A former Chairman of the Economic and Financial Crimes Commission, Mallam Nuhu Ribadu, on Wednesday said the trouble with Nigeria since independence was Poor Leadership Challenges.
Ribadu stated this in a lecture he delivered at the 11th convocation ceremonies of Nnamdi Azikiwe University, Awka, Anambra State. The lecture is titled, ‘Leadership and Challenges of National Unity in Nigeria.’
He said leadership inadequacy contributed in “compounding a number of problems, from widening the parochial divisions among the citizens to active participation in plundering our patrimony.”
He called on the citizens to take over the ownership of their country, adding that citizens’ docility in their affairs was contributory to their bane.
The former EFCC boss, who described the late Nnamdi Azikiwe as the symbolic incarnation of the concept of unity, maintained that countries like Tanzania and Ghana were able to conquer their problems because of the leadership direction and examples provided by their leaders.
He condemned secessionist agitations by some parts of the country, stressing that homogeneity of a country in language, tribe and religion was not a guarantee to national stability, citing Somalia, Rwanda, and South Sudan as example of countries with high fragile state index despite their seeming homogeneity.
His lecture read in part, “It is said that if other countries are afflicted by natural disasters, Nigeria’s own disaster is leadership failure.
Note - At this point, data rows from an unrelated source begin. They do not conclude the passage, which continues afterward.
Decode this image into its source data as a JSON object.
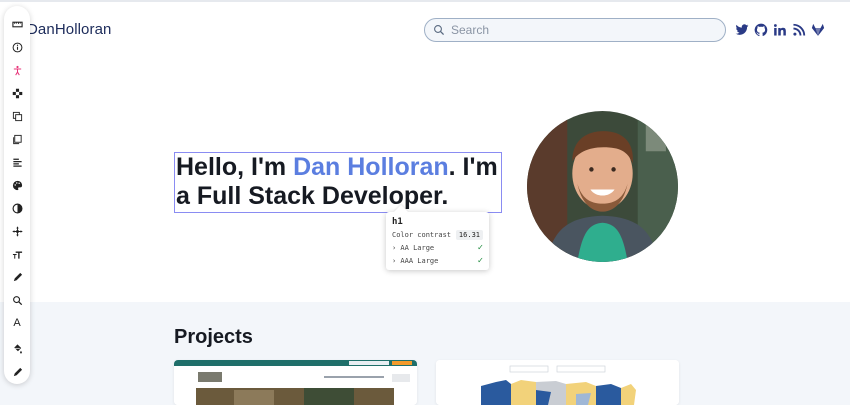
{
  "header": {
    "brand": "DanHolloran",
    "search_placeholder": "Search",
    "social_icons": [
      "twitter-icon",
      "github-icon",
      "linkedin-icon",
      "rss-icon",
      "gitlab-icon"
    ],
    "accent_color": "#2a3a86"
  },
  "toolbar": {
    "tools": [
      "ruler-icon",
      "info-icon",
      "accessibility-icon",
      "move-icon",
      "duplicate-icon",
      "copy-icon",
      "align-icon",
      "palette-icon",
      "contrast-icon",
      "position-icon",
      "text-size-icon",
      "pencil-icon",
      "search-icon",
      "text-icon",
      "fill-icon",
      "edit-icon"
    ],
    "text_tool_label": "A"
  },
  "hero": {
    "line1_prefix": "Hello, I'm ",
    "name": "Dan Holloran",
    "line1_suffix": ". I'm",
    "line2": "a Full Stack Developer.",
    "name_color": "#5b7ee0"
  },
  "inspector": {
    "tag": "h1",
    "contrast_label": "Color contrast",
    "contrast_value": "16.31",
    "aa_label": "› AA Large",
    "aaa_label": "› AAA Large",
    "check": "✓"
  },
  "projects": {
    "title": "Projects"
  }
}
This metaphor may be exaggerated, but it is certainly not too far from the truth.
“We have burned out decades of self-rule moving in circles from one problem to the other, often caused by poor leadership challenges.
“On this issue, I have been an advocate of top-bottom approach to solving societal problems, convinced that leadership is key to whatever social change is desired. It is the leader that charts and navigates the way for the flock to follow and it is the leader’s action, inaction and body language that dictate the tunes for the dance steps the public will take.”
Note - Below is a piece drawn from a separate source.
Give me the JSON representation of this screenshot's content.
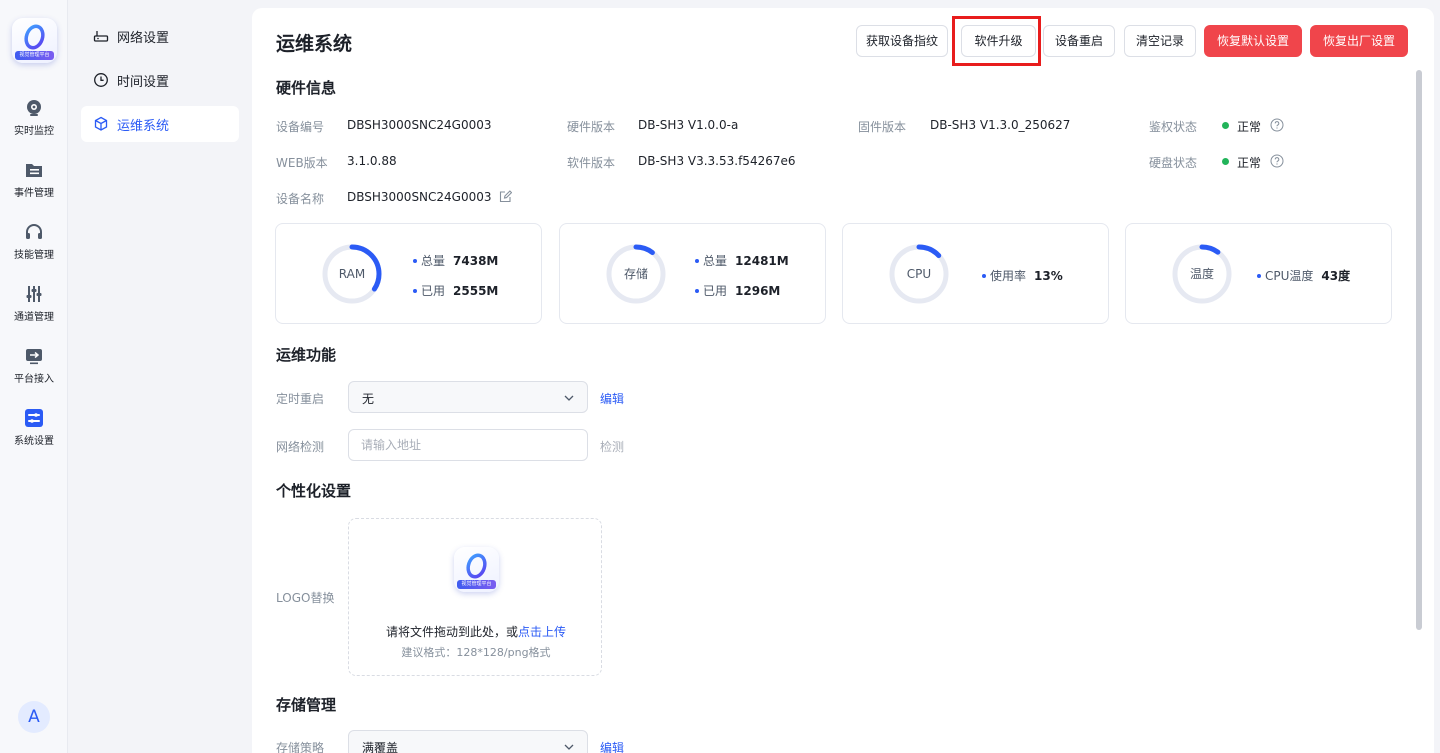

He added, “Having a unifying person would have been one big leap because it would have taken care of the most central challenges of our country.
“Modern nation states, as we have seen from examples in sister African countries and elsewhere, succeed largely when you have a leader that is focused, open-minded, cosmopolitan, yet firm and unrelenting.
“The leader of the Nigerian renaissance must therefore be strong, tough, and inclusive in his or her own capacity. He or she must not be an opportunist who grows on the back of citizens to entrench a regime of dictatorship that weakens our institutions and in turn end up annulling our democracy and its values of freedom.”
He said Nigerians must resist the temptation by enemies of collective progress, as well as the influence of hate mongers, be they politicians or religious leaders, saying that could be achieved by increasingly showing respect for one another and “deliberately promoting peace among our people through carrot and stick approach.”
He added, “This approach should include investment in law and order to ensure that there is zero tolerance for violence and hate speech. On the other side, fairness and justice should not be only notional abstracts; it should be seen to be on display through every action of the state and our individual leaders.
“There should be a deliberate policy on campaign for the love of Nigeria and patriotism in various ways, including promotion of religious and cultural tolerance. To achieve this, we should build more bridges and strengthen the existing ones like the NYSC and Unity Schools. The demography in our universities should also as much as possible reflect our ethno-cultural diversities. I am sad to note how our universities are becoming increasingly provincial in terms of students and teachers’ population, thereby ending up producing narrow-minded graduates”